There is a very clear and pressing reason for copyright holders to want YouTube to enforce their copyrights using the current policy, and that reason also justifies YouTube’s actions. Simply put, poorly defended copyrights can become subject to more copyright infringement.

Make no mistake: not defending your copyright does not mean you lose it (BYU Copyright Licensing Office). Copyrights are not like trademarks – if you do not defend it, you still have it. Even so, the article written by the BYU Copyright Licensing Office goes on to add that “if you do not actively defend your copyright, there may be broader unauthorized uses than you would like. It is a good idea to pursue enforcement actions as soon as you discover misuse of your copyright protected material.”

In other words, while badly defended copyrights are not lost, copyrights that are not protected well can become susceptible to a lot more violation. If a few people can get away with it, why not more? When one person gets away with it, other people realize that they can too.

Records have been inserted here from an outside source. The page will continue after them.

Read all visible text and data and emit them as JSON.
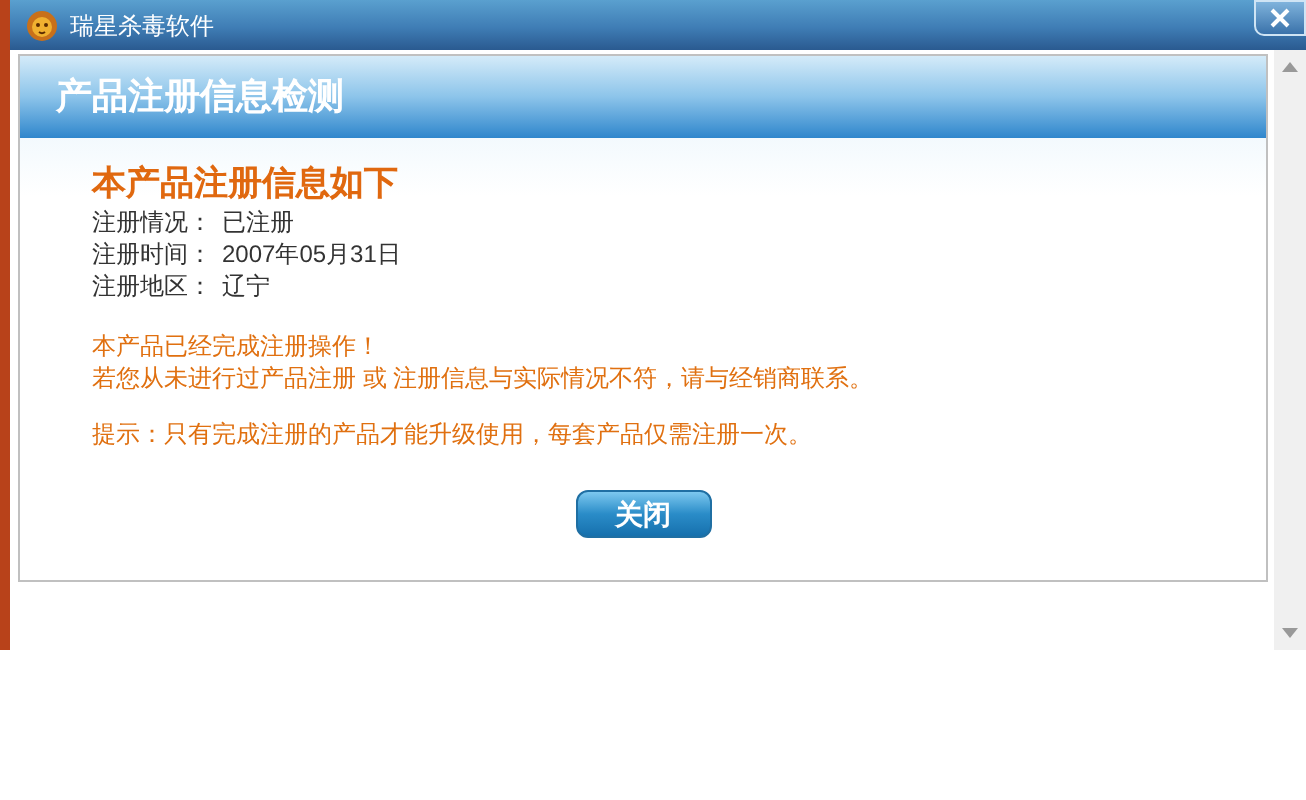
{
  "window": {
    "title": "瑞星杀毒软件"
  },
  "panel": {
    "title": "产品注册信息检测"
  },
  "heading": "本产品注册信息如下",
  "info": [
    {
      "label": "注册情况：",
      "value": "已注册"
    },
    {
      "label": "注册时间：",
      "value": "2007年05月31日"
    },
    {
      "label": "注册地区：",
      "value": "辽宁"
    }
  ],
  "notice": [
    "本产品已经完成注册操作！",
    "若您从未进行过产品注册 或 注册信息与实际情况不符，请与经销商联系。"
  ],
  "hint": "提示：只有完成注册的产品才能升级使用，每套产品仅需注册一次。",
  "buttons": [
    "关闭"
  ]
}
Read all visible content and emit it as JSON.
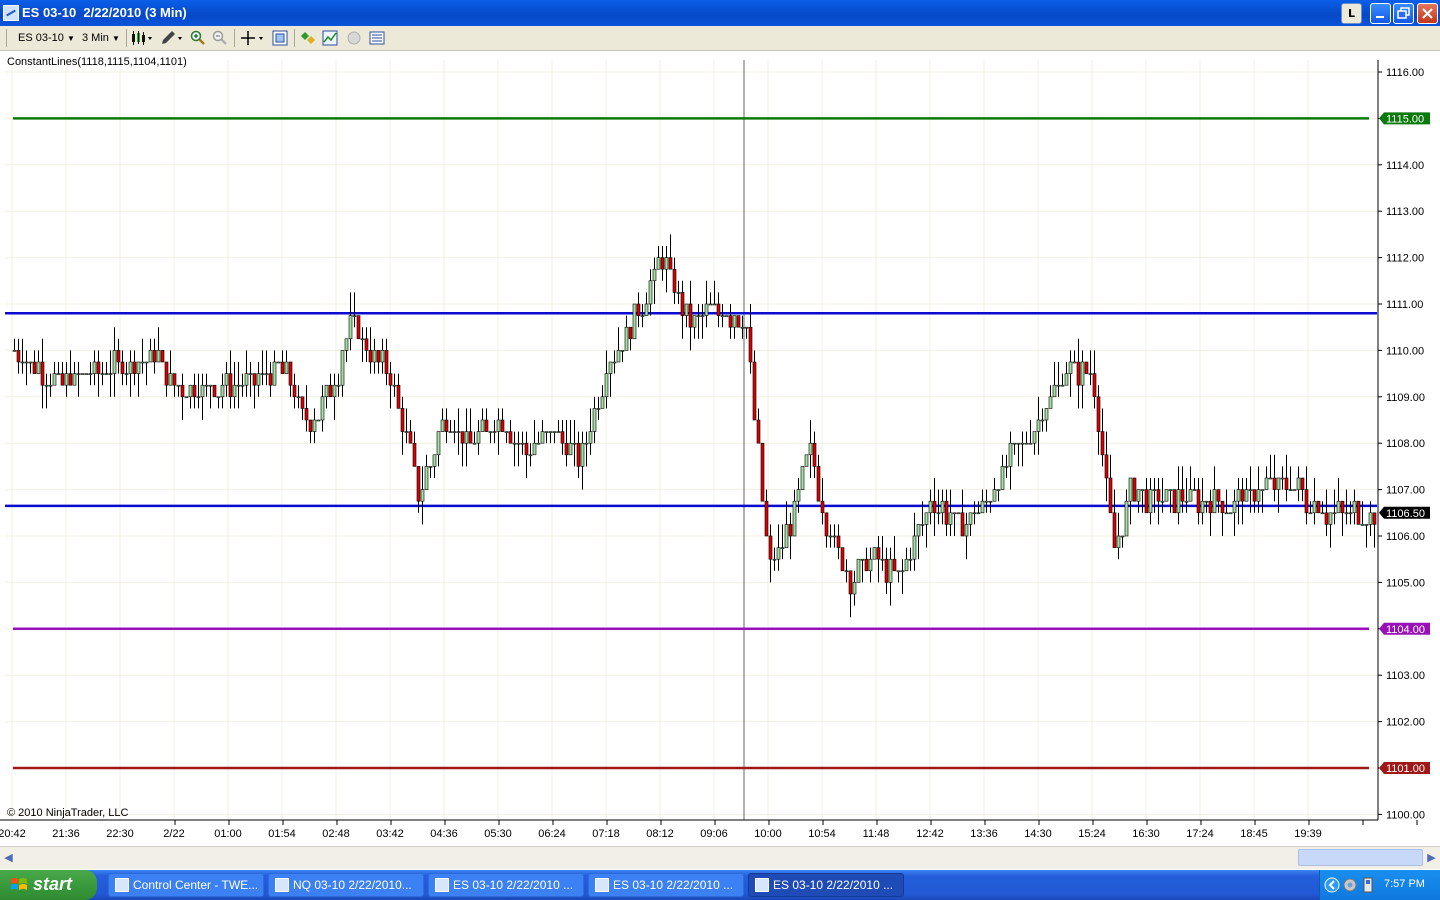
{
  "window": {
    "title": "ES 03-10  2/22/2010 (3 Min)"
  },
  "title_buttons": {
    "l_label": "L"
  },
  "toolbar": {
    "instrument": "ES 03-10",
    "interval": "3 Min"
  },
  "chart": {
    "indicator_label": "ConstantLines(1118,1115,1104,1101)",
    "copyright": "© 2010 NinjaTrader, LLC"
  },
  "taskbar": {
    "start_label": "start",
    "tasks": [
      "Control Center - TWE...",
      "NQ 03-10  2/22/2010...",
      "ES 03-10  2/22/2010 ...",
      "ES 03-10  2/22/2010 ...",
      "ES 03-10  2/22/2010 ..."
    ],
    "clock": "7:57 PM"
  },
  "colors": {
    "line_green": "#0a7a0a",
    "line_blue": "#0a0ad0",
    "line_purple": "#9a10b8",
    "line_red": "#a01818",
    "candle_up": "#a4dfa4",
    "candle_down": "#dd0000"
  },
  "chart_data": {
    "type": "candlestick",
    "instrument": "ES 03-10",
    "interval": "3 Min",
    "y_ticks": [
      "1116.00",
      "1115.00",
      "1114.00",
      "1113.00",
      "1112.00",
      "1111.00",
      "1110.00",
      "1109.00",
      "1108.00",
      "1107.00",
      "1106.00",
      "1105.00",
      "1104.00",
      "1103.00",
      "1102.00",
      "1101.00",
      "1100.00"
    ],
    "ylim": [
      1100,
      1116
    ],
    "x_ticks": [
      "20:42",
      "21:36",
      "22:30",
      "2/22",
      "01:00",
      "01:54",
      "02:48",
      "03:42",
      "04:36",
      "05:30",
      "06:24",
      "07:18",
      "08:12",
      "09:06",
      "10:00",
      "10:54",
      "11:48",
      "12:42",
      "13:36",
      "14:30",
      "15:24",
      "16:30",
      "17:24",
      "18:45",
      "19:39"
    ],
    "horizontal_lines": [
      {
        "value": 1115.0,
        "label": "1115.00",
        "color": "#0a7a0a"
      },
      {
        "value": 1110.8,
        "label": "",
        "color": "#0a0ad0"
      },
      {
        "value": 1106.65,
        "label": "",
        "color": "#0a0ad0"
      },
      {
        "value": 1104.0,
        "label": "1104.00",
        "color": "#9a10b8"
      },
      {
        "value": 1101.0,
        "label": "1101.00",
        "color": "#a01818"
      }
    ],
    "last_price": {
      "value": 1106.5,
      "label": "1106.50"
    },
    "crosshair_time": "09:36",
    "price_path": [
      [
        "20:42",
        1110.0
      ],
      [
        "21:30",
        1109.3
      ],
      [
        "22:30",
        1109.7
      ],
      [
        "23:30",
        1109.9
      ],
      [
        "2/22",
        1109.2
      ],
      [
        "01:00",
        1109.2
      ],
      [
        "01:54",
        1109.6
      ],
      [
        "02:20",
        1108.3
      ],
      [
        "02:48",
        1109.5
      ],
      [
        "03:00",
        1110.6
      ],
      [
        "03:42",
        1109.4
      ],
      [
        "04:10",
        1106.9
      ],
      [
        "04:36",
        1108.6
      ],
      [
        "05:00",
        1107.9
      ],
      [
        "05:30",
        1108.5
      ],
      [
        "06:00",
        1107.8
      ],
      [
        "06:24",
        1108.3
      ],
      [
        "06:50",
        1107.6
      ],
      [
        "07:18",
        1109.7
      ],
      [
        "07:50",
        1110.8
      ],
      [
        "08:12",
        1112.0
      ],
      [
        "08:40",
        1110.6
      ],
      [
        "09:06",
        1110.9
      ],
      [
        "09:36",
        1110.6
      ],
      [
        "10:00",
        1105.2
      ],
      [
        "10:20",
        1106.2
      ],
      [
        "10:40",
        1107.9
      ],
      [
        "10:54",
        1106.5
      ],
      [
        "11:20",
        1105.1
      ],
      [
        "11:48",
        1105.5
      ],
      [
        "12:10",
        1105.0
      ],
      [
        "12:42",
        1106.8
      ],
      [
        "13:10",
        1106.2
      ],
      [
        "13:36",
        1106.7
      ],
      [
        "14:00",
        1107.6
      ],
      [
        "14:30",
        1108.6
      ],
      [
        "15:00",
        1109.6
      ],
      [
        "15:24",
        1109.4
      ],
      [
        "15:50",
        1105.6
      ],
      [
        "16:10",
        1107.0
      ],
      [
        "16:30",
        1106.8
      ],
      [
        "17:00",
        1106.8
      ],
      [
        "17:24",
        1106.8
      ],
      [
        "18:00",
        1106.6
      ],
      [
        "18:45",
        1107.0
      ],
      [
        "19:20",
        1107.2
      ],
      [
        "19:39",
        1106.7
      ],
      [
        "19:50",
        1106.5
      ]
    ]
  }
}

While it may be true that not literally every video flagged or taken down or banned by YouTube’s current policy egregiously violates copyright, I do not think it is unreasonable to say that they get a lot closer than copyright holders are comfortable with. If there are too many videos that get too close to the line, it could herald a lot more people crossing it entirely.

This is further evidenced by YouTube’s history. It has had a lot of problems with copyright violations because of a lack of enforcement. Unless copyright holders and by extension YouTube start enforcing rules related to copyrighted materials more stringently, the problem will not go away. This may require being harsher than the law strictly demands, but as explained before, YouTube has retained that right in their Terms of Service, and they freely exercise said right in order to try and stave future copyright violations.

By this reasoning, copyright holders and YouTube most certainly have reason to think that YouTube ought to enforce its copyright policy so stringently, and I am inclined to agree. Only by enforcing it strictly can future copyright infringement be deterred.

I will be the first to admit that I have taken advantage of YouTube to acquire copyrighted materials for free. I have listened to music, watched video game playthroughs, even seen an entire movie! But is it made right if we all do it? I do not think so. Copyright holders have every right to try and protect their intellectual property, YouTube has every right to strictly enforce the will of copyright holders, and they probably should if they want the problem to go away.

I know people make money on YouTube by doing things that make copyright holders uncomfortable. I know that people on YouTube are not trying to rob others of their intellectual property. But the sad truth is that if copyright holders and YouTube allow people to get away with it now, the problem will simply intensify and worsen. I do not necessarily like it any more than the next person, but I am willing to accept it. Do not lay all the blame on YouTube or on copyright holders; YouTube is just trying to uphold the law and satisfy some of its major customers, and the copyright holders just want the art they have invested in to be valuable and valued. It is really the best thing they could be doing right now.

Click here to read the opposing viewpoint by Co-Editor in Chief Kayla Rand